CLEVELAND — On Friday, retail incubator Glenvillage opens its doors to the public for the very first time, with the goal of building wealth and bridging the gap.
The incubator created by the city of Cleveland aims to make a better land for small business owners by helping eliminate some of the barriers they face.
Sharia Livingston and her daughter Sha'Miah Richardson are co-founders of Living Rich - a clothing brand that sells unisex streetwear apparel.
"So your everyday wear like hats, hoodies, leggings, joggers, things like that,” Livingston said.
Since starting their business in 2015, the women have sold their clothing all over the city in pop-up shops, at festivals, and in kiosks inside Beachwood and Southpark malls. Now, the finishing touches are being put on their newest location - inside Glenvillage on E. 105th Street and Ashbury Avenue.
"I'm hoping that being in this space, we really, really grow,” Livingston said.
Glenvillage is a retail incubator inside the Glenville Circle North building.
Both were created through Mayor Frank Jackson’s Neighborhood Transformation Initiative - a program designed to make fair opportunities in three Cleveland neighborhoods - Glenville, Buckeye-Woodland, and Clark Fulton.
In addition to the retail tenants, the building will also have 65 apartment units and a co-working space called Cle-Works.
"This area of Glenville has unfortunately seen a lot of disinvestment. So through the mayor's initiative, we're trying to bring back the private investment so we're trying to kickstart the market,” Brianna Butler, the Program Manager of the City of Cleveland’s Department of Economic Development, said.
The city invested more than $17 million into Glenville Circle North, including a little more than $1.4 million for the Glenvillage space. The city is also investing into the streets and park near the building.
"We were trying to eliminate the barriers that small businesses face when opening up a physical location, being bankable enough to secure a loan, trying to negotiate a lease, rental rates,” Butler said.
Potential tenants had to apply with 185 businesses, soon being whittled down to 30. After a pitch competition the final seven were chosen.

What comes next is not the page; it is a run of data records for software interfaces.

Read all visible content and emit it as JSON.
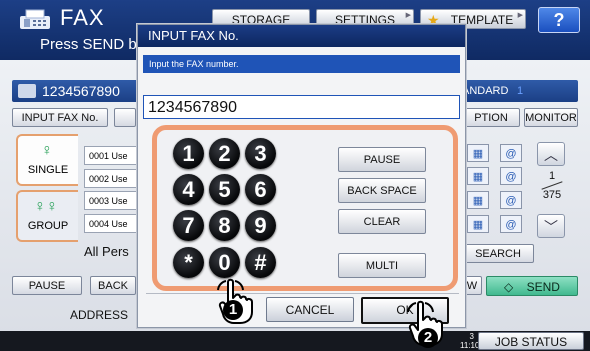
{
  "app": {
    "title": "FAX",
    "subtitle": "Press SEND bu",
    "top_buttons": [
      {
        "label": "STORAGE"
      },
      {
        "label": "SETTINGS"
      },
      {
        "label": "TEMPLATE"
      }
    ],
    "help_label": "?",
    "destination_number": "1234567890",
    "standard_label": "ANDARD",
    "copies_label": "1",
    "input_fax_button": "INPUT FAX No.",
    "option_button": "PTION",
    "monitor_button": "MONITOR",
    "tabs": [
      {
        "label": "SINGLE"
      },
      {
        "label": "GROUP"
      }
    ],
    "list_rows": [
      "0001 Use",
      "0002 Use",
      "0003 Use",
      "0004 Use"
    ],
    "all_persons": "All Pers",
    "page_current": "1",
    "page_total": "375",
    "search_button": "SEARCH",
    "pause_button": "PAUSE",
    "back_button": "BACK",
    "address_label": "ADDRESS",
    "w_button": "W",
    "send_button": "SEND",
    "clock": {
      "line1": "3",
      "line2": "11:10"
    },
    "job_status": "JOB STATUS"
  },
  "modal": {
    "title": "INPUT FAX No.",
    "instruction": "Input the FAX number.",
    "fax_value": "1234567890",
    "keys": [
      "1",
      "2",
      "3",
      "4",
      "5",
      "6",
      "7",
      "8",
      "9",
      "*",
      "0",
      "#"
    ],
    "function_buttons": [
      "PAUSE",
      "BACK SPACE",
      "CLEAR",
      "MULTI"
    ],
    "cancel_label": "CANCEL",
    "ok_label": "OK"
  },
  "annotations": {
    "step1": "1",
    "step2": "2"
  },
  "colors": {
    "title_bar": "#0f2a63",
    "accent_blue": "#1f54b7",
    "keypad_frame": "#ef9b72",
    "send_green": "#41b98f"
  }
}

City officials say they wanted businesses with built-in followings to bring traffic to the space – businesses like Chef Eric Rogers’ gourmet sandwich shop Black Box Fix which is now its anchor tenant. Black Box Fix was chosen for its owners’ business experience.
"I think it's big, it's just showing a commitment that, you know, there's a void in the community, there's a need for this,” Rogers said.
Its filling a need for the community while offering the businesses the opportunity to see their brands grow alongside their neighbors.
"To actually have these other entrepreneurs in this space every single day, and the help and support that we'll be getting is like, a blessing to us,” Livingston said.
Glenvillage will host a ribbon cutting Friday from 11:30 a.m. to 1 p.m. Hours of operation vary per tenant, but the space will be open daily from 7 a.m. until 11 p.m.
Six of the tenants will be able to stay in Glenvillage for the next two years before rotating out to open up the space for new ones. The anchor tenant, Black Box Fix, will stay for five years.